Work to complete
Print all of the data exactly as written.

═════ Record excerpts ═════

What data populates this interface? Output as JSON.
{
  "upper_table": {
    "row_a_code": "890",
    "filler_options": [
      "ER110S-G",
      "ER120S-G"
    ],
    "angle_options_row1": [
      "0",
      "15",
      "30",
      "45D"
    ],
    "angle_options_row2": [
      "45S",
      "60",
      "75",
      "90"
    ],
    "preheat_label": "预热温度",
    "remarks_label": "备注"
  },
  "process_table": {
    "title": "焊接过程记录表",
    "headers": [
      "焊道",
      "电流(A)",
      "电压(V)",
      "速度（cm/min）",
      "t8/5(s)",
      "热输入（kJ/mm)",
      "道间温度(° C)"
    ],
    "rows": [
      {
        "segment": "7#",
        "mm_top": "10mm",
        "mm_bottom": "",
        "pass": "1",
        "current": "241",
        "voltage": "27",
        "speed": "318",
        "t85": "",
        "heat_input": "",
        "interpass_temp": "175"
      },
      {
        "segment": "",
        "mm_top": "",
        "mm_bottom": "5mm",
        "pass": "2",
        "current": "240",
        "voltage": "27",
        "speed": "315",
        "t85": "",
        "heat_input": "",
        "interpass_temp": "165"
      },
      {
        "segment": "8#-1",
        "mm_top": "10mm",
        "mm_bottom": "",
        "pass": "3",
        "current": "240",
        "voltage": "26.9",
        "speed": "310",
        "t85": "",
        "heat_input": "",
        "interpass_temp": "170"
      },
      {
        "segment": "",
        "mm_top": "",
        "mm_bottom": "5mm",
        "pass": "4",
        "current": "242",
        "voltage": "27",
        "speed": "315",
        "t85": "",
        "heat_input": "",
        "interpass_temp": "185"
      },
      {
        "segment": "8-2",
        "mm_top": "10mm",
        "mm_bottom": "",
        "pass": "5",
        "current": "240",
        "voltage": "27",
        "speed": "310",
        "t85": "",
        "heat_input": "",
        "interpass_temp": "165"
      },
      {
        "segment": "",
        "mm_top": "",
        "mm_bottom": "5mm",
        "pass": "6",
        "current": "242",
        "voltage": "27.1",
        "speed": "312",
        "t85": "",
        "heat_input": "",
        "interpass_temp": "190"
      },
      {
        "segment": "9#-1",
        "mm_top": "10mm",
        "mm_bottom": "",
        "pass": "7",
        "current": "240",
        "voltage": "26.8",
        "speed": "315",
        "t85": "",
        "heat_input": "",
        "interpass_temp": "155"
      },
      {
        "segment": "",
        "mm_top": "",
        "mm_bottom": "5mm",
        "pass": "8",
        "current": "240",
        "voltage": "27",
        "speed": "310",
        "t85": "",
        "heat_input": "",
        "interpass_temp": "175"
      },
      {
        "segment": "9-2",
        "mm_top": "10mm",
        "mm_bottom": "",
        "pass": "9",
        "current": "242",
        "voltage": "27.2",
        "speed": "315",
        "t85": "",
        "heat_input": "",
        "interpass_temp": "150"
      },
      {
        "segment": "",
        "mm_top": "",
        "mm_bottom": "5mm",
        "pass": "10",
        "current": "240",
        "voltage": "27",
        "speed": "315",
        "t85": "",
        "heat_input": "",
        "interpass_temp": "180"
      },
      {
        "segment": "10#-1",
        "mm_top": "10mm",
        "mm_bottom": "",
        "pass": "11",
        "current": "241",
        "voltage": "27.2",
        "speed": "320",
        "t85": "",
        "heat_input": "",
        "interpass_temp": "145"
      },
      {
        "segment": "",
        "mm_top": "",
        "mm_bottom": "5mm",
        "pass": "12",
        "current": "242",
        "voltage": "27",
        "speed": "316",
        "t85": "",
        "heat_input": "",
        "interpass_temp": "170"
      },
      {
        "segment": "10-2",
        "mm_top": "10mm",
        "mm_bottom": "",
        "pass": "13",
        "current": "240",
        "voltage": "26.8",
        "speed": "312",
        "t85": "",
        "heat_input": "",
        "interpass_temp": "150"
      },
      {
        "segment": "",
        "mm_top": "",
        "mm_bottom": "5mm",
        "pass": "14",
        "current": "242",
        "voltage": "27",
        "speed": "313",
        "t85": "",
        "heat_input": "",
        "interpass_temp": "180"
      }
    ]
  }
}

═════

Answer section
What data populates this interface? Output as JSON.
{
  "upper_table": {
    "row_a_code": "890",
    "filler_options": [
      "ER110S-G",
      "ER120S-G"
    ],
    "angle_options_row1": [
      "0",
      "15",
      "30",
      "45D"
    ],
    "angle_options_row2": [
      "45S",
      "60",
      "75",
      "90"
    ],
    "preheat_label": "预热温度",
    "remarks_label": "备注"
  },
  "process_table": {
    "title": "焊接过程记录表",
    "headers": [
      "焊道",
      "电流(A)",
      "电压(V)",
      "速度（cm/min）",
      "t8/5(s)",
      "热输入（kJ/mm)",
      "道间温度(° C)"
    ],
    "rows": [
      {
        "segment": "7#",
        "mm_top": "10mm",
        "mm_bottom": "",
        "pass": "1",
        "current": "241",
        "voltage": "27",
        "speed": "318",
        "t85": "",
        "heat_input": "",
        "interpass_temp": "175"
      },
      {
        "segment": "",
        "mm_top": "",
        "mm_bottom": "5mm",
        "pass": "2",
        "current": "240",
        "voltage": "27",
        "speed": "315",
        "t85": "",
        "heat_input": "",
        "interpass_temp": "165"
      },
      {
        "segment": "8#-1",
        "mm_top": "10mm",
        "mm_bottom": "",
        "pass": "3",
        "current": "240",
        "voltage": "26.9",
        "speed": "310",
        "t85": "",
        "heat_input": "",
        "interpass_temp": "170"
      },
      {
        "segment": "",
        "mm_top": "",
        "mm_bottom": "5mm",
        "pass": "4",
        "current": "242",
        "voltage": "27",
        "speed": "315",
        "t85": "",
        "heat_input": "",
        "interpass_temp": "185"
      },
      {
        "segment": "8-2",
        "mm_top": "10mm",
        "mm_bottom": "",
        "pass": "5",
        "current": "240",
        "voltage": "27",
        "speed": "310",
        "t85": "",
        "heat_input": "",
        "interpass_temp": "165"
      },
      {
        "segment": "",
        "mm_top": "",
        "mm_bottom": "5mm",
        "pass": "6",
        "current": "242",
        "voltage": "27.1",
        "speed": "312",
        "t85": "",
        "heat_input": "",
        "interpass_temp": "190"
      },
      {
        "segment": "9#-1",
        "mm_top": "10mm",
        "mm_bottom": "",
        "pass": "7",
        "current": "240",
        "voltage": "26.8",
        "speed": "315",
        "t85": "",
        "heat_input": "",
        "interpass_temp": "155"
      },
      {
        "segment": "",
        "mm_top": "",
        "mm_bottom": "5mm",
        "pass": "8",
        "current": "240",
        "voltage": "27",
        "speed": "310",
        "t85": "",
        "heat_input": "",
        "interpass_temp": "175"
      },
      {
        "segment": "9-2",
        "mm_top": "10mm",
        "mm_bottom": "",
        "pass": "9",
        "current": "242",
        "voltage": "27.2",
        "speed": "315",
        "t85": "",
        "heat_input": "",
        "interpass_temp": "150"
      },
      {
        "segment": "",
        "mm_top": "",
        "mm_bottom": "5mm",
        "pass": "10",
        "current": "240",
        "voltage": "27",
        "speed": "315",
        "t85": "",
        "heat_input": "",
        "interpass_temp": "180"
      },
      {
        "segment": "10#-1",
        "mm_top": "10mm",
        "mm_bottom": "",
        "pass": "11",
        "current": "241",
        "voltage": "27.2",
        "speed": "320",
        "t85": "",
        "heat_input": "",
        "interpass_temp": "145"
      },
      {
        "segment": "",
        "mm_top": "",
        "mm_bottom": "5mm",
        "pass": "12",
        "current": "242",
        "voltage": "27",
        "speed": "316",
        "t85": "",
        "heat_input": "",
        "interpass_temp": "170"
      },
      {
        "segment": "10-2",
        "mm_top": "10mm",
        "mm_bottom": "",
        "pass": "13",
        "current": "240",
        "voltage": "26.8",
        "speed": "312",
        "t85": "",
        "heat_input": "",
        "interpass_temp": "150"
      },
      {
        "segment": "",
        "mm_top": "",
        "mm_bottom": "5mm",
        "pass": "14",
        "current": "242",
        "voltage": "27",
        "speed": "313",
        "t85": "",
        "heat_input": "",
        "interpass_temp": "180"
      }
    ]
  }
}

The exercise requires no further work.